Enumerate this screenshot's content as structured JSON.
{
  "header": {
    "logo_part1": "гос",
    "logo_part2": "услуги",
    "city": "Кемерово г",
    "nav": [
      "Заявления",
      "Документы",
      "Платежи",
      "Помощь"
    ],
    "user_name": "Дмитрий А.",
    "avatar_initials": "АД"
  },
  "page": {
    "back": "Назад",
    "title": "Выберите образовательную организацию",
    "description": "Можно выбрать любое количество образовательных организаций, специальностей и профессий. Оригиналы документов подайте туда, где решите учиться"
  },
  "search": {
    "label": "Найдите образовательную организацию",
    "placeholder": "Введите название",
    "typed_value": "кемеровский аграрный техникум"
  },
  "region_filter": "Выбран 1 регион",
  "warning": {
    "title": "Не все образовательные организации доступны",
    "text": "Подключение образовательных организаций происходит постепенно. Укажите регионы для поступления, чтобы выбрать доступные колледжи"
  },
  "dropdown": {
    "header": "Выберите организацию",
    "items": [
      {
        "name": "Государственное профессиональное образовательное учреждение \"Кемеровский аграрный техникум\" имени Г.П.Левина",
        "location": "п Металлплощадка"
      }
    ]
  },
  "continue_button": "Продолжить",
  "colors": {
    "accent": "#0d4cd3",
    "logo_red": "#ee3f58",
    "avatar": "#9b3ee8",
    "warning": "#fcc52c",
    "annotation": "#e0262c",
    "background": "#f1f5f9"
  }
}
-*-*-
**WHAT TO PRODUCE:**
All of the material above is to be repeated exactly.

**REPLY TO THE EXERCISE:**
Enumerate this screenshot's content as structured JSON.
{
  "header": {
    "logo_part1": "гос",
    "logo_part2": "услуги",
    "city": "Кемерово г",
    "nav": [
      "Заявления",
      "Документы",
      "Платежи",
      "Помощь"
    ],
    "user_name": "Дмитрий А.",
    "avatar_initials": "АД"
  },
  "page": {
    "back": "Назад",
    "title": "Выберите образовательную организацию",
    "description": "Можно выбрать любое количество образовательных организаций, специальностей и профессий. Оригиналы документов подайте туда, где решите учиться"
  },
  "search": {
    "label": "Найдите образовательную организацию",
    "placeholder": "Введите название",
    "typed_value": "кемеровский аграрный техникум"
  },
  "region_filter": "Выбран 1 регион",
  "warning": {
    "title": "Не все образовательные организации доступны",
    "text": "Подключение образовательных организаций происходит постепенно. Укажите регионы для поступления, чтобы выбрать доступные колледжи"
  },
  "dropdown": {
    "header": "Выберите организацию",
    "items": [
      {
        "name": "Государственное профессиональное образовательное учреждение \"Кемеровский аграрный техникум\" имени Г.П.Левина",
        "location": "п Металлплощадка"
      }
    ]
  },
  "continue_button": "Продолжить",
  "colors": {
    "accent": "#0d4cd3",
    "logo_red": "#ee3f58",
    "avatar": "#9b3ee8",
    "warning": "#fcc52c",
    "annotation": "#e0262c",
    "background": "#f1f5f9"
  }
}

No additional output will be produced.